A few lucky local residents took a ride of a lifetime one Saturday in July. A shire horse-drawn 1906 omnibus delivered them, as they would have done back in Victorian times, slowly and relaxingly, to several historic locations around Havering.
The horse drawn carriage was a Land of the Fanns event in partnership with the Discover ME project (Discover Metropolitan Essex) to promote the ‘hidden gems’ of historic buildings in and around Essex and the activities on offer at each one. And what better way to set the scene than by travelling in a heritage, horse drawn omnibus.
The ride started at the Forestry Commission’s Broadfields Community Woodland following the forested pathways around the Thames Chase Visitor Centre. Having organised the event, I made sure every detail was checked twice over, but misjudged just how high the carriage was in real life. Not far short of the height of a double decker bus, the people on the open top deck got an experience of life in the tree tops. A fair amount of wildlife was seen and caught – mainly in our hair and clothes – but everyone saw the funny side and enjoyed the experience. Enduring the heat wave and sitting on hard, wooden bench seats didn’t put anyone off, as those gentle giants, Edward and Stanford, the shire horses, plodded off towards our next venue.
In this modern, fast moving world, there is something very soporific about travelling very slowly. All that is needed is a blue sky sunny day, the sounds of birdsong, a slight breeze brushing your hair and the clop clop of the horse’s hooves on tarmac on a day long carriage ride to help untangle all the tensions of our daily lives.

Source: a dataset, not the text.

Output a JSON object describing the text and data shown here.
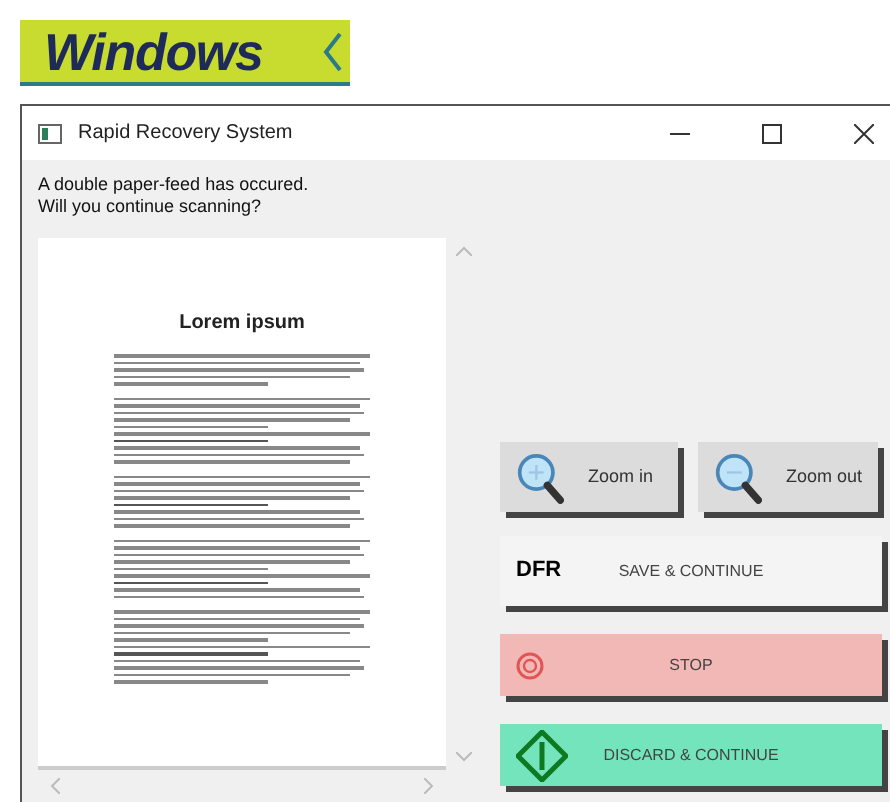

We spent the day visiting the Museum of Nostalgia at the Tithe Barn in Cranham, Havering Museum in Romford and back through Upminster to the Windmill and Old Chapel before returning to Thames Chase. At each location, an enthusiastic volunteer or museum curator welcomed us and gave the group refreshments, and a tour and talk before boarding the carriage and heading off to our next historic destination.
Along the way, crowds of shoppers were open mouthed and waving as the carriage passed by. Well, I suppose it’s not an everyday sight when you are out shopping at Aldi’s in downtown Romford. They waved us on enthusiastically, while car passengers, chancing their luck, were snapping the scene on their smart phones out of their car windows.

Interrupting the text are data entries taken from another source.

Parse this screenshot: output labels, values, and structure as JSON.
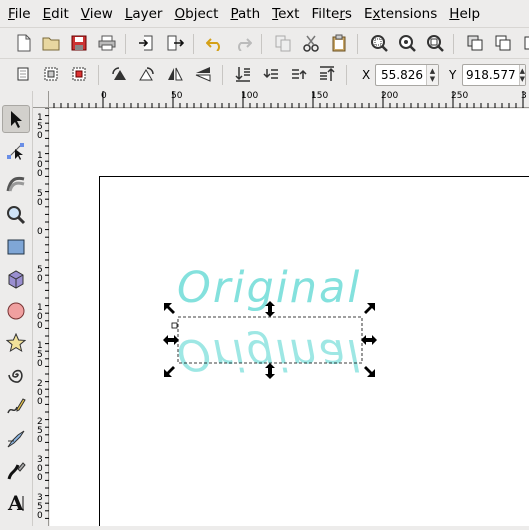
{
  "menu": {
    "items": [
      {
        "pre": "",
        "ul": "F",
        "post": "ile"
      },
      {
        "pre": "",
        "ul": "E",
        "post": "dit"
      },
      {
        "pre": "",
        "ul": "V",
        "post": "iew"
      },
      {
        "pre": "",
        "ul": "L",
        "post": "ayer"
      },
      {
        "pre": "",
        "ul": "O",
        "post": "bject"
      },
      {
        "pre": "",
        "ul": "P",
        "post": "ath"
      },
      {
        "pre": "",
        "ul": "T",
        "post": "ext"
      },
      {
        "pre": "Filte",
        "ul": "r",
        "post": "s"
      },
      {
        "pre": "E",
        "ul": "x",
        "post": "tensions"
      },
      {
        "pre": "",
        "ul": "H",
        "post": "elp"
      }
    ]
  },
  "coords": {
    "x_label": "X",
    "x_value": "55.826",
    "y_label": "Y",
    "y_value": "918.577"
  },
  "hruler": {
    "labels": [
      "0",
      "50",
      "100",
      "150",
      "200",
      "250",
      "3"
    ]
  },
  "vruler": {
    "labels": [
      "1\n5\n0",
      "1\n0\n0",
      "5\n0",
      "0",
      "5\n0",
      "1\n0\n0",
      "1\n5\n0",
      "2\n0\n0",
      "2\n5\n0",
      "3\n0\n0",
      "3\n5\n0"
    ]
  },
  "canvas": {
    "text_original": "Original",
    "text_reflection": "Original",
    "text_color": "#7ee0dc"
  },
  "colors": {
    "accent_undo": "#d4a017",
    "icon_dark": "#333333"
  }
}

When local Havering Councillor, Linda Hawthorn heard about it she said, “We are so lucky to have so much heritage in our borough which are a fantastic source of information. I encourage everyone to get involved and visit these sites and for local people to enjoy and discover their surroundings’’.
After a long, hot but highly interesting day, everyone on board hung around at the end to share out a bucket of carrots to the eagerly awaiting and well deserved stars of the day, the shires horses, Edward and Stanford.
Now… what’s that green scaly thing crawling around in my hair…….!
Debbie Brady, Heritage Engagement Officer, Land of the Fanns Landscape Partnership Scheme
For more information on historic sites in Essex, visit discoverme.london
Horse n Carriage supplied, owned and driven by Tim Wood of Tim Wood Carriages
Pictures courtesy of Debbie Brady and Peter Owen